#### [What needs to be done]
Within the data below, find the string "style" and return each line where it occurs.

(Items from an interface collection)
Content starts

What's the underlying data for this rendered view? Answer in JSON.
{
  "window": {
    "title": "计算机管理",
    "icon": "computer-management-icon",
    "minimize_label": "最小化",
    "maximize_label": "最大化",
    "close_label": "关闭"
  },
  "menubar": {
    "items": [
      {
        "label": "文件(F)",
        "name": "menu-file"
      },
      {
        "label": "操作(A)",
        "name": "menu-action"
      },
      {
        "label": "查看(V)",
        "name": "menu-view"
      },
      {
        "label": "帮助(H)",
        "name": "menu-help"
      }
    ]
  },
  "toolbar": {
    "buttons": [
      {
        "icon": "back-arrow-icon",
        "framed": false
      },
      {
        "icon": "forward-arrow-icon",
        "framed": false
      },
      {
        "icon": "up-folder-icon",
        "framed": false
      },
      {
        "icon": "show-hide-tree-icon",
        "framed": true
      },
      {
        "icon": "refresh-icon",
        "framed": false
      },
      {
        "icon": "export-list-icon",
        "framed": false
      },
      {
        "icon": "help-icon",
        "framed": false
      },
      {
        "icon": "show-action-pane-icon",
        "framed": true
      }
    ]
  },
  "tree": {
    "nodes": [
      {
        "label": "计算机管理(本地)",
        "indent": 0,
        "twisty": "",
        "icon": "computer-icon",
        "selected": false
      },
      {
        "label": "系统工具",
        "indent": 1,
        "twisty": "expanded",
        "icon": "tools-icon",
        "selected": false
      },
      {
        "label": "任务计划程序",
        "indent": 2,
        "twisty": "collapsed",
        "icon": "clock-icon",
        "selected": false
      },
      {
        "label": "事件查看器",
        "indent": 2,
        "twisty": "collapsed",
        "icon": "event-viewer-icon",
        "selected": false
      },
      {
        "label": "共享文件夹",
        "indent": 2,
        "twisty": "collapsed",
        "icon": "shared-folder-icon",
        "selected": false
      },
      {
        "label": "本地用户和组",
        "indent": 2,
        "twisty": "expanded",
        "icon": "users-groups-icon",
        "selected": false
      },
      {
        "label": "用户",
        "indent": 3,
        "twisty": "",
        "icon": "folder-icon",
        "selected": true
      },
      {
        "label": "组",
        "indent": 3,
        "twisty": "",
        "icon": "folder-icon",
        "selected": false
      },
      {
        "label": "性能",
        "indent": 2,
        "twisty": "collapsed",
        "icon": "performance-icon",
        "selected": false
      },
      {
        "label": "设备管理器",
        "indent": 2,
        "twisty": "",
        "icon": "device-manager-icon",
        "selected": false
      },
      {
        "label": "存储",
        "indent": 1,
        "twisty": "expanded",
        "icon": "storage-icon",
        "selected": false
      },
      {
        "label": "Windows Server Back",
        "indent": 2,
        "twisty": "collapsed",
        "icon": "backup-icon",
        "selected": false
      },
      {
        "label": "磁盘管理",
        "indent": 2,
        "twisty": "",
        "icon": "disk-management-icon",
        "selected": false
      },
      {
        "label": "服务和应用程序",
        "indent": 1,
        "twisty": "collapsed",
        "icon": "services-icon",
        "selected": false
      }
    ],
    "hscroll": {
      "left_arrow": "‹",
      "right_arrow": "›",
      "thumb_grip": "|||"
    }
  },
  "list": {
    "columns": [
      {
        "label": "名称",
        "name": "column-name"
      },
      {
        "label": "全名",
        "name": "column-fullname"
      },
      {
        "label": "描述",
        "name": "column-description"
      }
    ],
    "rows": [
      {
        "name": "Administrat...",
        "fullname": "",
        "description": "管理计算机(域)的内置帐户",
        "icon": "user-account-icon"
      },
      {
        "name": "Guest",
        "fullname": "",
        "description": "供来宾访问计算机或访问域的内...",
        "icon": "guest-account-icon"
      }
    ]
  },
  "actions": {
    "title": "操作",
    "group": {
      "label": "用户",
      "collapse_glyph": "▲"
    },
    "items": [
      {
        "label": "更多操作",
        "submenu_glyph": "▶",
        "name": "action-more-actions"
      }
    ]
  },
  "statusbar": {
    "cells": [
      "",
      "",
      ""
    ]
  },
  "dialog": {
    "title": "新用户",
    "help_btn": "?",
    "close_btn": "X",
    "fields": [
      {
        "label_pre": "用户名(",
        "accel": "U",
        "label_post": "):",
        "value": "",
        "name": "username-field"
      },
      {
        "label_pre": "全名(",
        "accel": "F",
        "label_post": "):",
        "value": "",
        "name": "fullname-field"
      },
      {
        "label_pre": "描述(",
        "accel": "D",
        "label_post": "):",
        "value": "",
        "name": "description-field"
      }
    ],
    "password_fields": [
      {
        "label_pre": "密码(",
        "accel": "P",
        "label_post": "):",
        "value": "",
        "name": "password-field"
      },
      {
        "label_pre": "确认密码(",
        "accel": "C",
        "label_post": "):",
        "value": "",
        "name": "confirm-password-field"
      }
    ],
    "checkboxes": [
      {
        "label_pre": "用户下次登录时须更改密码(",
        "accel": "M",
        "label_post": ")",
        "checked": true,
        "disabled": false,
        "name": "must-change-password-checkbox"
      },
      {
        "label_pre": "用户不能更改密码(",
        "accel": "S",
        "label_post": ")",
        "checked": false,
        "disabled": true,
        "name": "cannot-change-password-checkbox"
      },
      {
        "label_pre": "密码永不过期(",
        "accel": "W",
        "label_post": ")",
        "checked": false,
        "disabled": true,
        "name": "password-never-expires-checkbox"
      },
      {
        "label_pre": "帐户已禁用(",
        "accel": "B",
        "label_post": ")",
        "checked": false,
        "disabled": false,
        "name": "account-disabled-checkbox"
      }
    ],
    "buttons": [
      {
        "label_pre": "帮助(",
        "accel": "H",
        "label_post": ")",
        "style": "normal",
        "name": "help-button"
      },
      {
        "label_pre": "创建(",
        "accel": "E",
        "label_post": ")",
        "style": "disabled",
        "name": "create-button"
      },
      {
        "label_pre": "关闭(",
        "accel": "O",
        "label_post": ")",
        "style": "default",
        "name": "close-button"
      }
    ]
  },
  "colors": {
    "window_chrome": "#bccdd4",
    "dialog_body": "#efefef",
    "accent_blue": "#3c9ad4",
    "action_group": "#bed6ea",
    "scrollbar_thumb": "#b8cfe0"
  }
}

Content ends

#### [Reply]
        "style": "normal",
        "style": "disabled",
        "style": "default",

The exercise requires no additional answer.